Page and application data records
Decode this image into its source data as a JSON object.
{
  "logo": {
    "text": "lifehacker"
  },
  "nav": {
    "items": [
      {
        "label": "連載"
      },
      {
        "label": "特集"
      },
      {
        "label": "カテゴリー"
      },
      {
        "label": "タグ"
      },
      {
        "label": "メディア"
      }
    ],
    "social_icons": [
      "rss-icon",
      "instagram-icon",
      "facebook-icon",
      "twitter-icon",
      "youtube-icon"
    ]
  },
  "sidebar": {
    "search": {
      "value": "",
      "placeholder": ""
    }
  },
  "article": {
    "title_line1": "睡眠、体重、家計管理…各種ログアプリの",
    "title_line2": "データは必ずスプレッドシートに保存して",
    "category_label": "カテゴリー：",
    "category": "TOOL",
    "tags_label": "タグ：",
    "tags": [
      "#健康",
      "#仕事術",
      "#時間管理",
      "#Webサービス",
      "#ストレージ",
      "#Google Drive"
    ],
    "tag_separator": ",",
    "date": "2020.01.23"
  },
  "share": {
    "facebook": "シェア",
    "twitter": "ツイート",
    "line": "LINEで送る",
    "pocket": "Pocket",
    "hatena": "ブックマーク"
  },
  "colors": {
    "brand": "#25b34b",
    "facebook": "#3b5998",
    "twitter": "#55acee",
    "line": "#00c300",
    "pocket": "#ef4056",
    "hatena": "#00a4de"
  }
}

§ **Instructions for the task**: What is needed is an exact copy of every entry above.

§ **Reply to the task**:
Decode this image into its source data as a JSON object.
{
  "logo": {
    "text": "lifehacker"
  },
  "nav": {
    "items": [
      {
        "label": "連載"
      },
      {
        "label": "特集"
      },
      {
        "label": "カテゴリー"
      },
      {
        "label": "タグ"
      },
      {
        "label": "メディア"
      }
    ],
    "social_icons": [
      "rss-icon",
      "instagram-icon",
      "facebook-icon",
      "twitter-icon",
      "youtube-icon"
    ]
  },
  "sidebar": {
    "search": {
      "value": "",
      "placeholder": ""
    }
  },
  "article": {
    "title_line1": "睡眠、体重、家計管理…各種ログアプリの",
    "title_line2": "データは必ずスプレッドシートに保存して",
    "category_label": "カテゴリー：",
    "category": "TOOL",
    "tags_label": "タグ：",
    "tags": [
      "#健康",
      "#仕事術",
      "#時間管理",
      "#Webサービス",
      "#ストレージ",
      "#Google Drive"
    ],
    "tag_separator": ",",
    "date": "2020.01.23"
  },
  "share": {
    "facebook": "シェア",
    "twitter": "ツイート",
    "line": "LINEで送る",
    "pocket": "Pocket",
    "hatena": "ブックマーク"
  },
  "colors": {
    "brand": "#25b34b",
    "facebook": "#3b5998",
    "twitter": "#55acee",
    "line": "#00c300",
    "pocket": "#ef4056",
    "hatena": "#00a4de"
  }
}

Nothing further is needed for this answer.